Provided records
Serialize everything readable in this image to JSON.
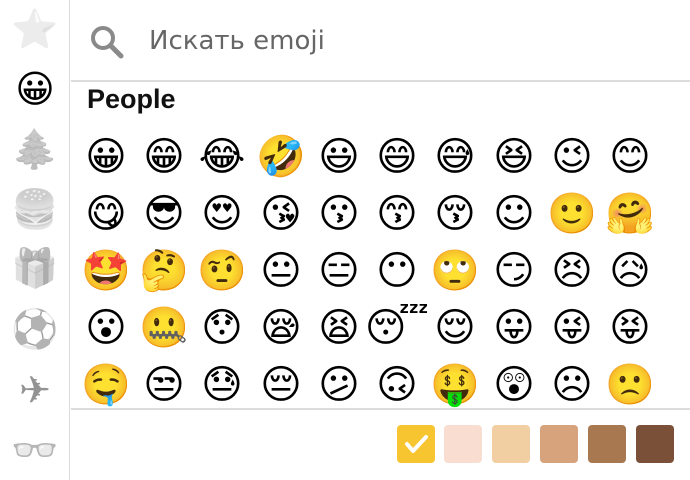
{
  "search": {
    "placeholder": "Искать emoji"
  },
  "section": {
    "title": "People"
  },
  "categories": [
    {
      "name": "recent",
      "glyph": "⭐",
      "active": false
    },
    {
      "name": "people",
      "glyph": "😀",
      "active": true
    },
    {
      "name": "nature",
      "glyph": "🌲",
      "active": false
    },
    {
      "name": "food",
      "glyph": "🍔",
      "active": false
    },
    {
      "name": "activity",
      "glyph": "🎁",
      "active": false
    },
    {
      "name": "sports",
      "glyph": "⚽",
      "active": false
    },
    {
      "name": "travel",
      "glyph": "✈",
      "active": false
    },
    {
      "name": "objects",
      "glyph": "👓",
      "active": false
    }
  ],
  "emoji_rows": [
    [
      "😀",
      "😁",
      "😂",
      "🤣",
      "😃",
      "😄",
      "😅",
      "😆",
      "😉",
      "😊"
    ],
    [
      "😋",
      "😎",
      "😍",
      "😘",
      "😗",
      "😙",
      "😚",
      "☺",
      "🙂",
      "🤗"
    ],
    [
      "🤩",
      "🤔",
      "🤨",
      "😐",
      "😑",
      "😶",
      "🙄",
      "😏",
      "😣",
      "😥"
    ],
    [
      "😮",
      "🤐",
      "😯",
      "😪",
      "😫",
      "😴",
      "😌",
      "😛",
      "😜",
      "😝"
    ],
    [
      "🤤",
      "😒",
      "😓",
      "😔",
      "😕",
      "🙃",
      "🤑",
      "😲",
      "☹",
      "🙁"
    ]
  ],
  "skin_tones": [
    {
      "name": "default",
      "color": "#f7c530",
      "selected": true
    },
    {
      "name": "light",
      "color": "#f9ddd0",
      "selected": false
    },
    {
      "name": "medium-light",
      "color": "#f2cfa3",
      "selected": false
    },
    {
      "name": "medium",
      "color": "#d7a37c",
      "selected": false
    },
    {
      "name": "medium-dark",
      "color": "#a87951",
      "selected": false
    },
    {
      "name": "dark",
      "color": "#7a5038",
      "selected": false
    }
  ],
  "icons": {
    "search": "search-icon",
    "checkmark": "checkmark-icon"
  }
}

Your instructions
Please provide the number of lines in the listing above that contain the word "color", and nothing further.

Answer below
6